BRIEF -
An exact copy of every record is needed, with all pictures omitted.

Interface dataset entries:
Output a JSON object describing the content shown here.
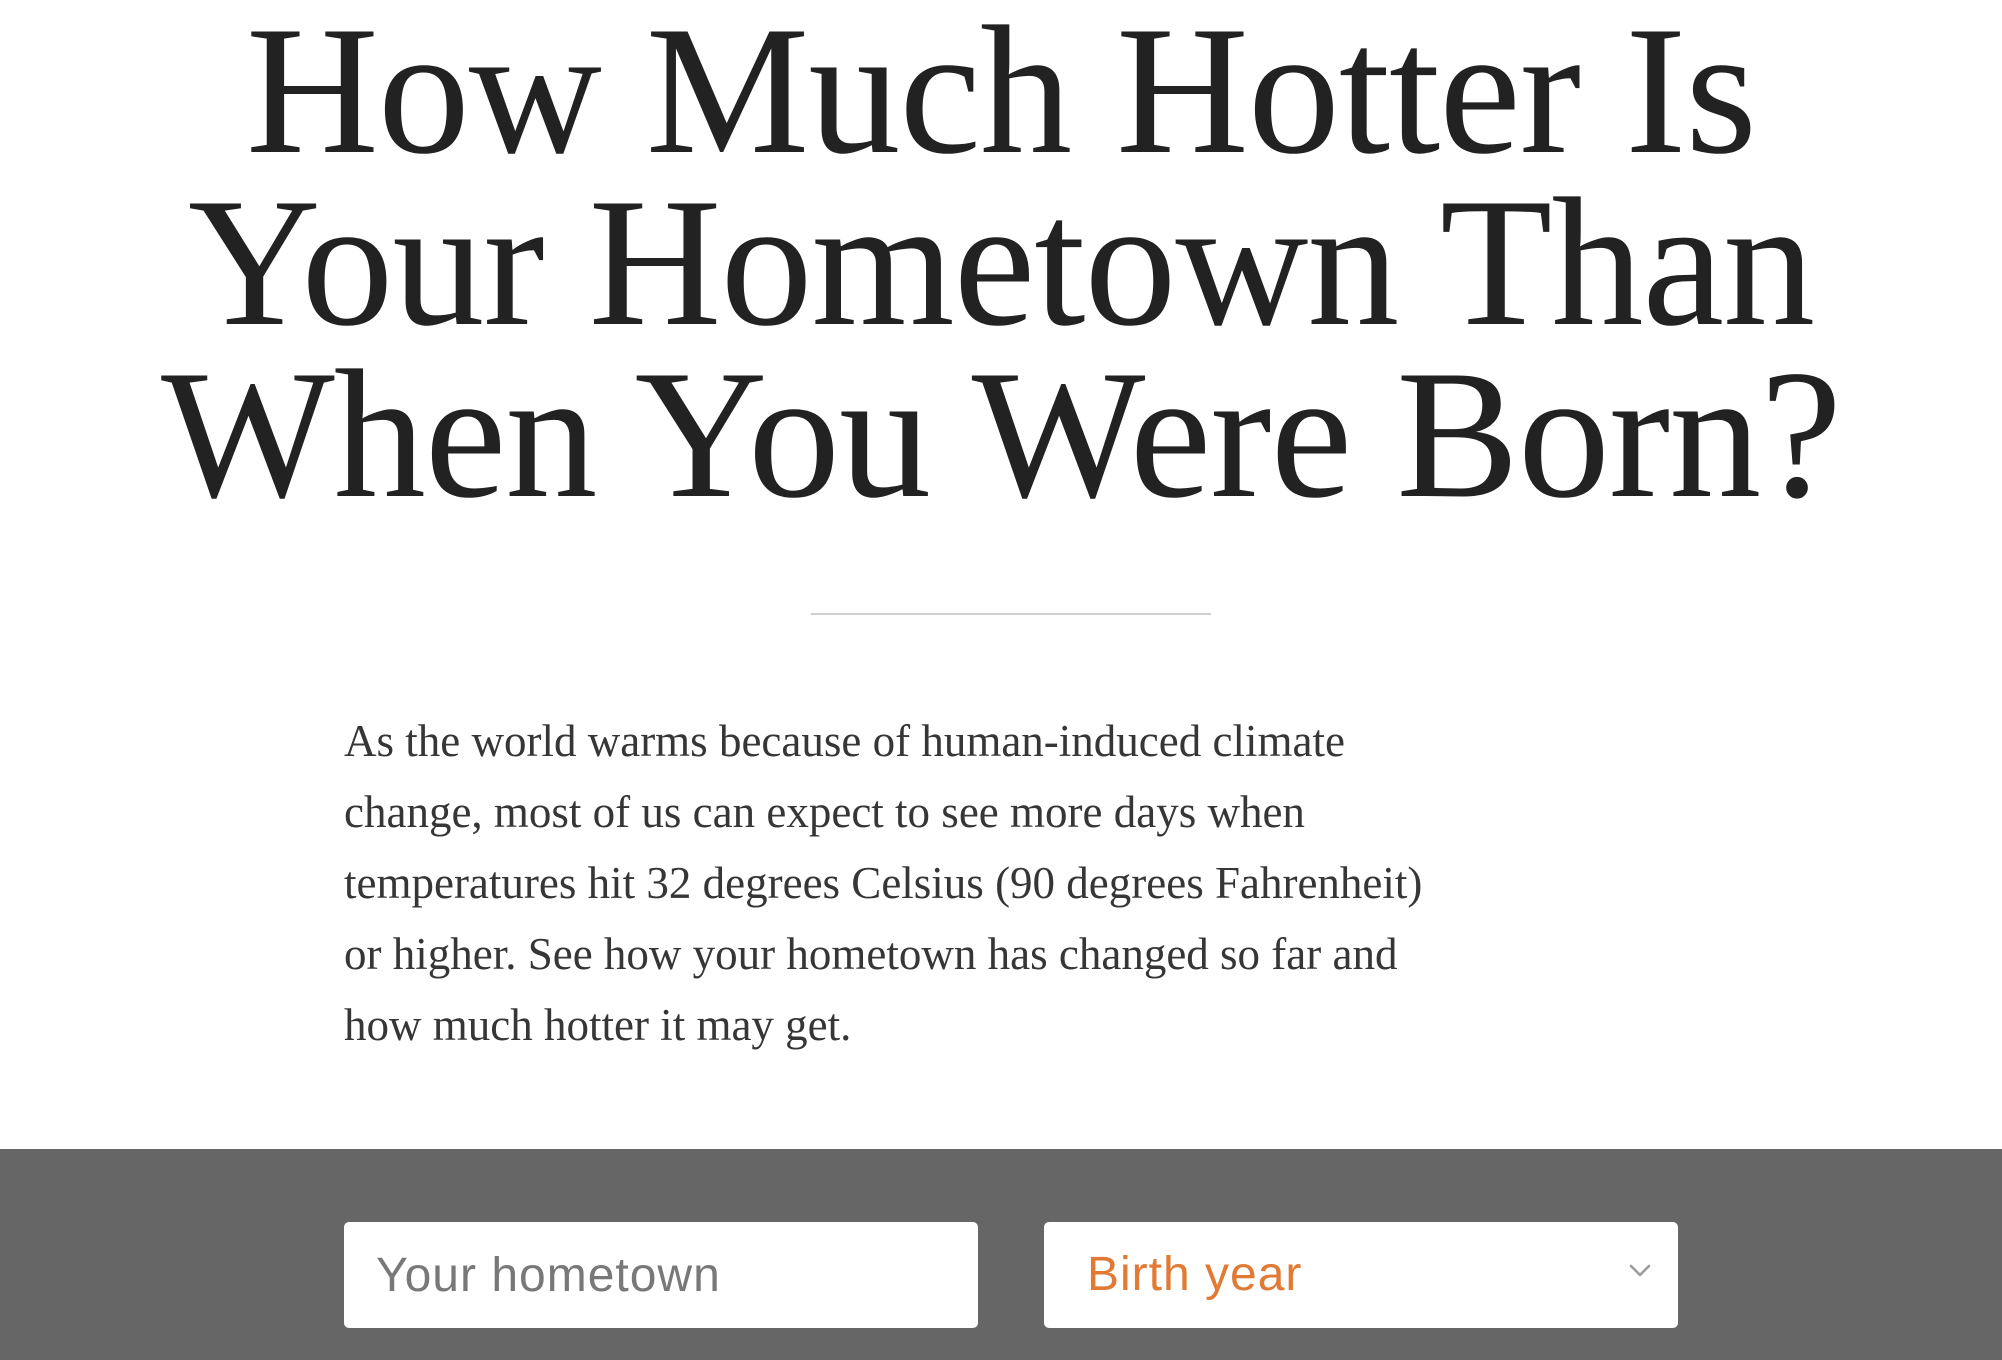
{
  "headline": {
    "lines": [
      "How Much Hotter Is",
      "Your Hometown Than",
      "When You Were Born?"
    ]
  },
  "intro": {
    "lines": [
      "As the world warms because of human-induced climate",
      "change, most of us can expect to see more days when",
      "temperatures hit 32 degrees Celsius (90 degrees Fahrenheit)",
      "or higher. See how your hometown has changed so far and",
      "how much hotter it may get."
    ]
  },
  "form": {
    "hometown_placeholder": "Your hometown",
    "birth_year_label": "Birth year",
    "dropdown_icon": "chevron-down-icon"
  },
  "colors": {
    "headline": "#222222",
    "body_text": "#363636",
    "controls_bar": "#666666",
    "birth_year_accent": "#e07a34",
    "divider": "#cfcfcf"
  }
}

SOLUTION FOR THIS TASK -
Output a JSON object describing the content shown here.
{
  "headline": {
    "lines": [
      "How Much Hotter Is",
      "Your Hometown Than",
      "When You Were Born?"
    ]
  },
  "intro": {
    "lines": [
      "As the world warms because of human-induced climate",
      "change, most of us can expect to see more days when",
      "temperatures hit 32 degrees Celsius (90 degrees Fahrenheit)",
      "or higher. See how your hometown has changed so far and",
      "how much hotter it may get."
    ]
  },
  "form": {
    "hometown_placeholder": "Your hometown",
    "birth_year_label": "Birth year",
    "dropdown_icon": "chevron-down-icon"
  },
  "colors": {
    "headline": "#222222",
    "body_text": "#363636",
    "controls_bar": "#666666",
    "birth_year_accent": "#e07a34",
    "divider": "#cfcfcf"
  }
}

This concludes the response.